> [Task directions]: This exercise asks for the entries to be repeated exactly, without their images.

> [Records for processing]:
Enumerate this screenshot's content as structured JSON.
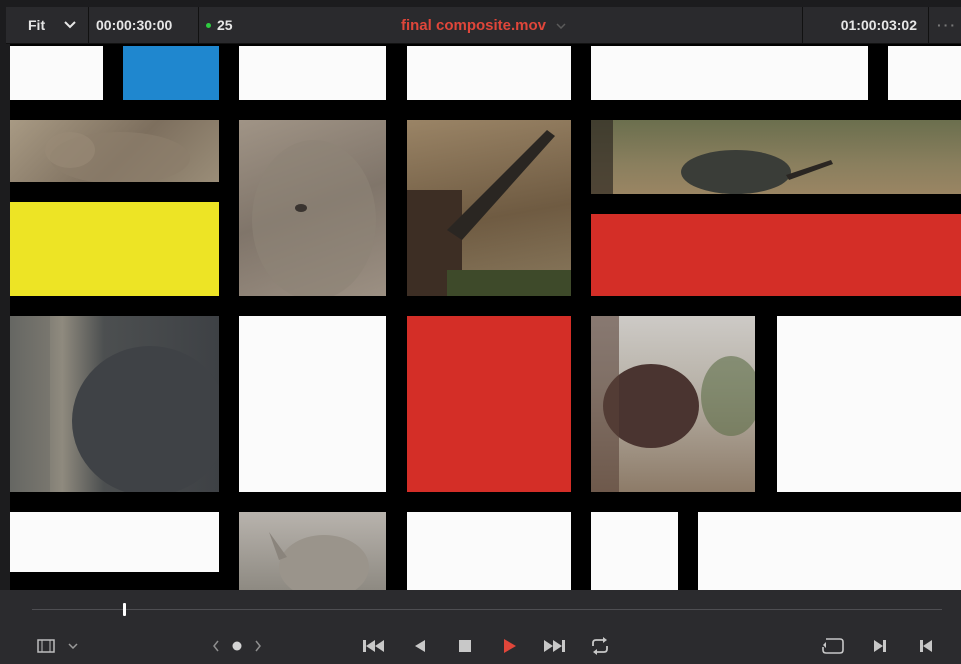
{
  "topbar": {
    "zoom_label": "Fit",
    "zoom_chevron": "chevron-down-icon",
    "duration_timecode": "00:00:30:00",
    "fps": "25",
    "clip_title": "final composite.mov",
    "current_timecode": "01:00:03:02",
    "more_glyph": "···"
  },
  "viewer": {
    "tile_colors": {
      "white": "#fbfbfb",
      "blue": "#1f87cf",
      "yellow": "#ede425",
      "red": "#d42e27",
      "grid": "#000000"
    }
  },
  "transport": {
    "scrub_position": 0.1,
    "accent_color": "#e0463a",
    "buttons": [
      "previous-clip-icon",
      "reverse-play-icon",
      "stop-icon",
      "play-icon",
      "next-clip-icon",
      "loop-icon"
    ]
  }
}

> [Response to this task]:
Enumerate this screenshot's content as structured JSON.
{
  "topbar": {
    "zoom_label": "Fit",
    "zoom_chevron": "chevron-down-icon",
    "duration_timecode": "00:00:30:00",
    "fps": "25",
    "clip_title": "final composite.mov",
    "current_timecode": "01:00:03:02",
    "more_glyph": "···"
  },
  "viewer": {
    "tile_colors": {
      "white": "#fbfbfb",
      "blue": "#1f87cf",
      "yellow": "#ede425",
      "red": "#d42e27",
      "grid": "#000000"
    }
  },
  "transport": {
    "scrub_position": 0.1,
    "accent_color": "#e0463a",
    "buttons": [
      "previous-clip-icon",
      "reverse-play-icon",
      "stop-icon",
      "play-icon",
      "next-clip-icon",
      "loop-icon"
    ]
  }
}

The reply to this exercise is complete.